"If you want a night out of rock chicks and high-energy feel-good nostalgia that will put a smile on your face, this is the show for you. Set in an LA bar, the audience is treated to a constant stream of Eighties hits delivered by a rock band who remain centre stage for much of the show. The plot only serves to sew together an almost constant stream of camp rock with tunes like We Built This City, Final Countdown and Don't Stop Believing blasting out... There's not a moment of rest from the relentless pace, energy and sheer enjoyability of this show." The Sunday Express

"It's easy to mock 1980s rock music, with its poodle perms, padded shoulders and pretensions. Thankfully, Rock of Ages seizes the opportunity with both hands. The West End's latest jukebox musical combines two guilty pleasures in one: a stream of familiar classic rock and power ballads, sung by an attractive cast whose skimpy costumes appear to have been designed by Peter Stringfellow, and a hefty dose of self-mockery." The Sunday Times

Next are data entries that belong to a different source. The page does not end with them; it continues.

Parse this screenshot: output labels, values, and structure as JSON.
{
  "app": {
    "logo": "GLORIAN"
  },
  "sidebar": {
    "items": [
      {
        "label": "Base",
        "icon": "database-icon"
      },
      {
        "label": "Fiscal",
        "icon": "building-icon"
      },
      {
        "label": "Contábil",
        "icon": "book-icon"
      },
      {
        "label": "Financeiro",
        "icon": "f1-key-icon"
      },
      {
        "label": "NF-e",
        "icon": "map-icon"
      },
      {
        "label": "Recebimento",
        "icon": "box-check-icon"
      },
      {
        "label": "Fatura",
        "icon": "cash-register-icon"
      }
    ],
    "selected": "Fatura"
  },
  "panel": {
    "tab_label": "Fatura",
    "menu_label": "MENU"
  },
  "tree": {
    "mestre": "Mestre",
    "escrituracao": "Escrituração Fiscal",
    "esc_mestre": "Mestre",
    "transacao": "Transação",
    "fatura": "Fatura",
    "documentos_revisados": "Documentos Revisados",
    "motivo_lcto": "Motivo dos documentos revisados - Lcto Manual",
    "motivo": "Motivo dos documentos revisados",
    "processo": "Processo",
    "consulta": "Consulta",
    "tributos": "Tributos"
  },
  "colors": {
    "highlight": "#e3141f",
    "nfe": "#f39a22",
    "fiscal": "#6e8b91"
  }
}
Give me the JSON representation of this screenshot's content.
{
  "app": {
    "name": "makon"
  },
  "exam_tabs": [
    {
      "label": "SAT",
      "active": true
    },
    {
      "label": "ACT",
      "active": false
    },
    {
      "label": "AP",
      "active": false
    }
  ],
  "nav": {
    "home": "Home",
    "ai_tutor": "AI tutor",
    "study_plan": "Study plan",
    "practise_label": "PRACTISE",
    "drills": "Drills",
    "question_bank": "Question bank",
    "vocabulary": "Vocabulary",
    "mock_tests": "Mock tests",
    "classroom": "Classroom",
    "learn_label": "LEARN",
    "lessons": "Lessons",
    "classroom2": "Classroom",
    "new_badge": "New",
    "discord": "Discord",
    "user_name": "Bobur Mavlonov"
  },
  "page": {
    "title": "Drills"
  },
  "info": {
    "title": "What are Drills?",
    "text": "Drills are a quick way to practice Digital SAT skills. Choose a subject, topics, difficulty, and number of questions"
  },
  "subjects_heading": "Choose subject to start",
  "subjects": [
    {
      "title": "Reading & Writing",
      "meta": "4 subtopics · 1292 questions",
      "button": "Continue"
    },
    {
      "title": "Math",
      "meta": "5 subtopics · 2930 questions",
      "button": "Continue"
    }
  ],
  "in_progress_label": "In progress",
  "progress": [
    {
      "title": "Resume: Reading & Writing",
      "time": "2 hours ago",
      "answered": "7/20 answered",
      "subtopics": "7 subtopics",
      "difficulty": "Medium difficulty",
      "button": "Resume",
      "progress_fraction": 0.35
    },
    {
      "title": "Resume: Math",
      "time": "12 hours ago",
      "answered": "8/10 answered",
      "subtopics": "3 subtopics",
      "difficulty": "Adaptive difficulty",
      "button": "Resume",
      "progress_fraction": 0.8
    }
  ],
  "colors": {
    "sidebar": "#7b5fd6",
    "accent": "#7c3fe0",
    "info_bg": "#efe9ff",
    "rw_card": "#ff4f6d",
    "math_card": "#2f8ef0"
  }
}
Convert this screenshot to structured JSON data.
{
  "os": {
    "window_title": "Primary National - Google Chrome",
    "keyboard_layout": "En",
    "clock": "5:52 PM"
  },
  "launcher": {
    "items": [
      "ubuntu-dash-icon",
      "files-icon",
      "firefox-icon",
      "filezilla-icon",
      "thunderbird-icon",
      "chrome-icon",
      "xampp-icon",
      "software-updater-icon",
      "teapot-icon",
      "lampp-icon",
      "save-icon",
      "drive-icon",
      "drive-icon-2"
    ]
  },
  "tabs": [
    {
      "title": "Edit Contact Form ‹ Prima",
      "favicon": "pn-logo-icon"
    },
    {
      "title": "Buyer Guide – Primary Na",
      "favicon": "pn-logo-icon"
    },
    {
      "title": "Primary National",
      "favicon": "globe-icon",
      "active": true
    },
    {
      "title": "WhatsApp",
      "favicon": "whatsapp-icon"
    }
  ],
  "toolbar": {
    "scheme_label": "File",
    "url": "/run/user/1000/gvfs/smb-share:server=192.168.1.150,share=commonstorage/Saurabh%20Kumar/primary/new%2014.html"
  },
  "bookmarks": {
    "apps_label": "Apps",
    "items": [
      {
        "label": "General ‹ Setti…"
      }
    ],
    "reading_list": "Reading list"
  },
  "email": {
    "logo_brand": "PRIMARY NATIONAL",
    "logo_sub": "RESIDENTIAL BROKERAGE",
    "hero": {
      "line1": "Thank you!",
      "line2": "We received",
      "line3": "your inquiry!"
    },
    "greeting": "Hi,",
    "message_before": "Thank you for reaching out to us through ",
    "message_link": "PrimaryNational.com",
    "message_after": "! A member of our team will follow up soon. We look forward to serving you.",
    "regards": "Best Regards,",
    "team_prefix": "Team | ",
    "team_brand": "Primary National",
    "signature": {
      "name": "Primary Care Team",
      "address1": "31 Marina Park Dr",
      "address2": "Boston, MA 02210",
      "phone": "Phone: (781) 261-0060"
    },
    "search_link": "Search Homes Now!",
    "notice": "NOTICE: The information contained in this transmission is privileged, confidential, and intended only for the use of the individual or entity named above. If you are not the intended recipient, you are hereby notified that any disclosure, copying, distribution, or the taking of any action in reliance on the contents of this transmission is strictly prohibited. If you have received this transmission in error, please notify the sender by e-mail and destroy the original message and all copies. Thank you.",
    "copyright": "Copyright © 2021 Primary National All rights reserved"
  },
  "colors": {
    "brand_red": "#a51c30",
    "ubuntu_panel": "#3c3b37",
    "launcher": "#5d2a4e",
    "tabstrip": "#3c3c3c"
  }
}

"The production is a blast of Eighties rock so loud it makes your kidneys vibrate, which is by far the best feeling it induces. The others are bafflement, boredom and increasing belligerence. It has happened before at another jukebox show, We Will Rock You, an incoherent extravaganza set to the music of Queen which is still packing them in after a decade. Rock Of Ages makes We Will Rock You look like Kiss Me Kate... A wannabe singer named Sherrie (with terrible flicked-back hair) from Kansas turns up and falls in love with aspiring star Drew. But she thinks he's not interested and the night he gets his big break she turns her affections to Stacee Jaxx, a rockchick magnet in spite of his tumbling blond curls and lashings of lip gloss... Meanwhile, in a witless subplot, the mayor and his camp son are threatening to clean up the Strip, and the hippy community is up in arms. Cue Starship's anthem We Built This City. Even the choreography is lame. Where is Arlene Phillips, choreography queen of the Eighties, when we need her? While others sang along in karaoke heaven... I turned to stone. Rock bottom." The Mail on Sunday

The show's book writer Chris D'Arienzo said: "The idea of doing a metal musical is so patently ridiculous that I had to do it... I wanted to take the kind of music that musical theatre people think they hate and make them love it." Kristin Hanggi, the director said: " grew up in the 80s, so I love this music. We don't mock it, we celebrate it. We take the songs and mash 'em up so it's super fun, in-your-face flash... The reason this show is so successful is because that era was so fun. It was like a great big party, and right now I think people want that. They just want to let go and have a good time. It's very meta-theatrical. We celebrate all the cliches about the 80s, and about musical theatre, but we never make fun of it, we walk the line between irony and sincerity."

The musical Rock of Ages in London at the Shaftesbury Theatre previewed from 31 August 2011, opened on 27 September 2011 and closed on 6 January 2013. Transferred to the Garrick Theatre from 18 January 2013 and closed on 2 November 2013.